Problem to solve:
Present each line of the entries below that holds the word "Malware".

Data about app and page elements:
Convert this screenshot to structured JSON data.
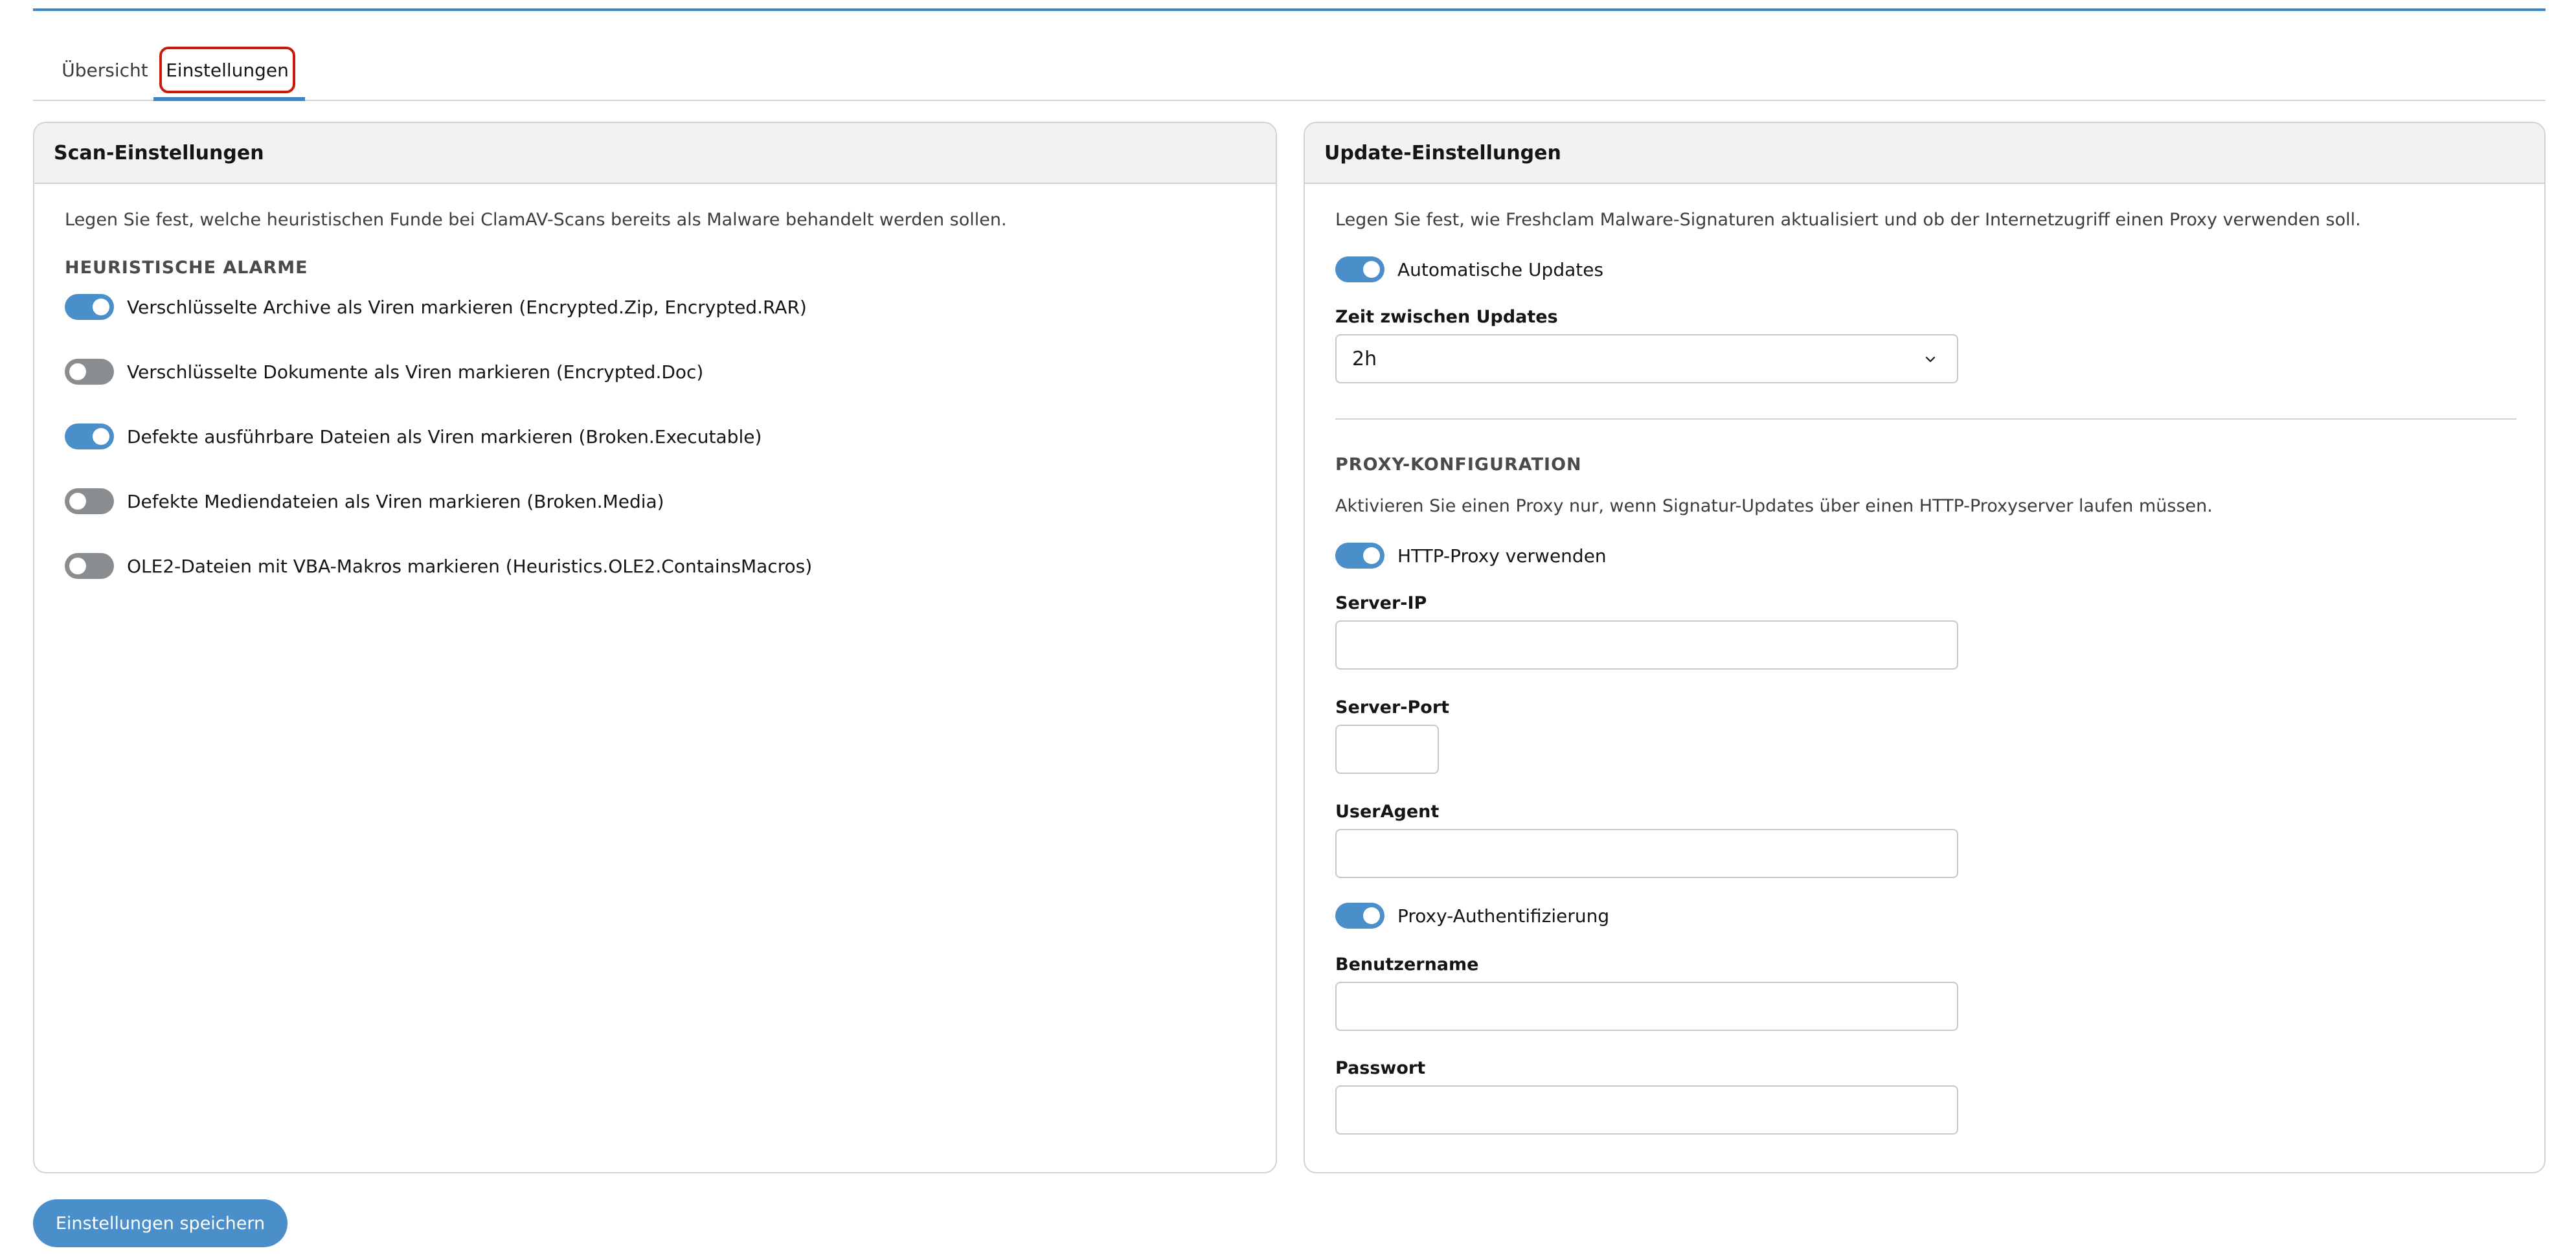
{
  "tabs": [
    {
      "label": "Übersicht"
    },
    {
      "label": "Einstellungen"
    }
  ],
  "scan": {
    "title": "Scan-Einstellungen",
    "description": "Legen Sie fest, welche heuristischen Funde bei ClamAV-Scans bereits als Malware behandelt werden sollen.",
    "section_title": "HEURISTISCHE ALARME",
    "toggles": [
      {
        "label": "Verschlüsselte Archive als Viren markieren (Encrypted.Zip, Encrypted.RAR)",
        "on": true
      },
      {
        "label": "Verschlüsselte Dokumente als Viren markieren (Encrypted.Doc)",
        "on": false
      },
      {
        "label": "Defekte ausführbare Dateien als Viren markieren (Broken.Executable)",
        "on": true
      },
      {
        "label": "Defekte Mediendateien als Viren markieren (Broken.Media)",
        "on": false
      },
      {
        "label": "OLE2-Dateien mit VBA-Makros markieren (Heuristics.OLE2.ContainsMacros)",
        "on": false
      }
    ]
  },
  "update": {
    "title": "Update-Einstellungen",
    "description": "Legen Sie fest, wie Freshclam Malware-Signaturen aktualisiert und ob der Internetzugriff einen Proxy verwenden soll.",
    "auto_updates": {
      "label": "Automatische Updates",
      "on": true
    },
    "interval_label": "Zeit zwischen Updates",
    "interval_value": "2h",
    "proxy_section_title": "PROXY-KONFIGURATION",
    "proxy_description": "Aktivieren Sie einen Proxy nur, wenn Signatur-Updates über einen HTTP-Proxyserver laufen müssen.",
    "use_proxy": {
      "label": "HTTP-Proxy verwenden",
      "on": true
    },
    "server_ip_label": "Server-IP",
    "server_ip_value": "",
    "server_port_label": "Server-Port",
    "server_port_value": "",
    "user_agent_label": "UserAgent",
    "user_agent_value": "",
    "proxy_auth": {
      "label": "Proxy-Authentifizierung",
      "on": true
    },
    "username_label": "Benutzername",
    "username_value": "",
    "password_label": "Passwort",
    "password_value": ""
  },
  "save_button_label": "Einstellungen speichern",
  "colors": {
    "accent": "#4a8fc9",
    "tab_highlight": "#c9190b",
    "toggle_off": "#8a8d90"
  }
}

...

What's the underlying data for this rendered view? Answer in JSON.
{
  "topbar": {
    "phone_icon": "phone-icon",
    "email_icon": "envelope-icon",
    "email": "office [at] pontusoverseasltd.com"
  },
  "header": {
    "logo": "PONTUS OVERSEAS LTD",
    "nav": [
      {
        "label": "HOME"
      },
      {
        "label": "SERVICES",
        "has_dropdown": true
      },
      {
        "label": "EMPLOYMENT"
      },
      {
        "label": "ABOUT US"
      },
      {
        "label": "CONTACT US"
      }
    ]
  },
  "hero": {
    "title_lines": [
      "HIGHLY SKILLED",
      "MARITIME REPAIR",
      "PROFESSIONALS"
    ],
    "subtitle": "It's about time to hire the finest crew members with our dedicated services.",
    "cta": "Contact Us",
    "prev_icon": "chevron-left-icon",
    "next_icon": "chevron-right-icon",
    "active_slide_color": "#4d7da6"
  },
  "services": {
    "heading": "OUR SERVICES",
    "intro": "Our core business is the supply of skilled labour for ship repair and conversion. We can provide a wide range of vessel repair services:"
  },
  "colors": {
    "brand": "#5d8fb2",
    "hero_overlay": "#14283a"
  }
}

Answer for the task:
    "description": "Legen Sie fest, welche heuristischen Funde bei ClamAV-Scans bereits als Malware behandelt werden sollen.",
    "description": "Legen Sie fest, wie Freshclam Malware-Signaturen aktualisiert und ob der Internetzugriff einen Proxy verwenden soll.",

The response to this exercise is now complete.